[WHAT YOU SHOULD DO]: Look through the listing below, and wherever a line has the string "Effekte", pull it out.
● ● ● ●
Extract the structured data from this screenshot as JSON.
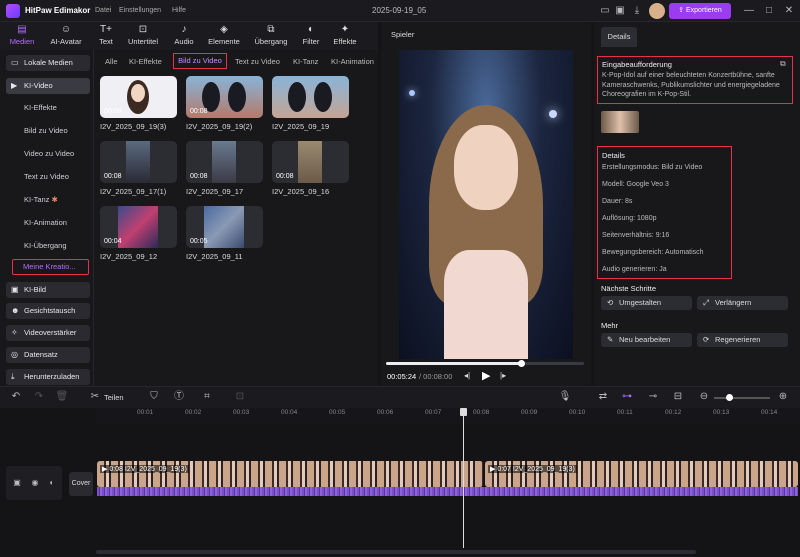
{
  "app": {
    "name": "HitPaw Edimakor",
    "menu": [
      "Datei",
      "Einstellungen",
      "Hilfe"
    ],
    "document_title": "2025-09-19_05",
    "export_label": "Exportieren"
  },
  "toolbar": [
    {
      "label": "Medien",
      "icon": "media-icon"
    },
    {
      "label": "AI-Avatar",
      "icon": "avatar-icon"
    },
    {
      "label": "Text",
      "icon": "text-icon"
    },
    {
      "label": "Untertitel",
      "icon": "subtitle-icon"
    },
    {
      "label": "Audio",
      "icon": "music-icon"
    },
    {
      "label": "Elemente",
      "icon": "elements-icon"
    },
    {
      "label": "Übergang",
      "icon": "transition-icon"
    },
    {
      "label": "Filter",
      "icon": "filter-icon"
    },
    {
      "label": "Effekte",
      "icon": "effects-icon"
    }
  ],
  "sidebar": {
    "local": "Lokale Medien",
    "ki_video": "KI-Video",
    "sub": [
      "KI-Effekte",
      "Bild zu Video",
      "Video zu Video",
      "Text zu Video",
      "KI-Tanz",
      "KI-Animation",
      "KI-Übergang"
    ],
    "selected": "Meine Kreatio...",
    "bottom": [
      "KI-Bild",
      "Gesichtstausch",
      "Videoverstärker",
      "Datensatz",
      "Herunterzuladen"
    ]
  },
  "media_tabs": [
    "Alle",
    "KI-Effekte",
    "Bild zu Video",
    "Text zu Video",
    "KI-Tanz",
    "KI-Animation"
  ],
  "media_items": [
    {
      "name": "I2V_2025_09_19(3)",
      "duration": "00:08"
    },
    {
      "name": "I2V_2025_09_19(2)",
      "duration": "00:08"
    },
    {
      "name": "I2V_2025_09_19",
      "duration": ""
    },
    {
      "name": "I2V_2025_09_17(1)",
      "duration": "00:08"
    },
    {
      "name": "I2V_2025_09_17",
      "duration": "00:08"
    },
    {
      "name": "I2V_2025_09_16",
      "duration": "00:08"
    },
    {
      "name": "I2V_2025_09_12",
      "duration": "00:04"
    },
    {
      "name": "I2V_2025_09_11",
      "duration": "00:05"
    }
  ],
  "player": {
    "header": "Spieler",
    "current_time": "00:05:24",
    "total_time": "/ 00:08:00",
    "progress": 0.68
  },
  "details": {
    "tab": "Details",
    "prompt_title": "Eingabeaufforderung",
    "prompt_text": "K-Pop-Idol auf einer beleuchteten Konzertbühne, sanfte Kameraschwenks, Publikumslichter und energiegeladene Choreografien im K-Pop-Stil.",
    "details_title": "Details",
    "rows": [
      "Erstellungsmodus: Bild zu Video",
      "Modell: Google Veo 3",
      "Dauer: 8s",
      "Auflösung: 1080p",
      "Seitenverhältnis: 9:16",
      "Bewegungsbereich: Automatisch",
      "Audio generieren: Ja"
    ],
    "next_title": "Nächste Schritte",
    "next_buttons": [
      "Umgestalten",
      "Verlängern"
    ],
    "more_title": "Mehr",
    "more_buttons": [
      "Neu bearbeiten",
      "Regenerieren"
    ]
  },
  "timeline": {
    "split_label": "Teilen",
    "ruler": [
      "00:01",
      "00:02",
      "00:03",
      "00:04",
      "00:05",
      "00:06",
      "00:07",
      "00:08",
      "00:09",
      "00:10",
      "00:11",
      "00:12",
      "00:13",
      "00:14"
    ],
    "cover_label": "Cover",
    "clip1": "0:08 I2V_2025_09_19(3)",
    "clip2": "0:07 I2V_2025_09_19(3)"
  },
  "colors": {
    "accent": "#9b3cf0",
    "highlight": "#e5324a",
    "audio": "#7b4fc9"
  }
}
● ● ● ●
[RESULT]:
      "label": "Effekte",
      "KI-Effekte",
    "KI-Effekte",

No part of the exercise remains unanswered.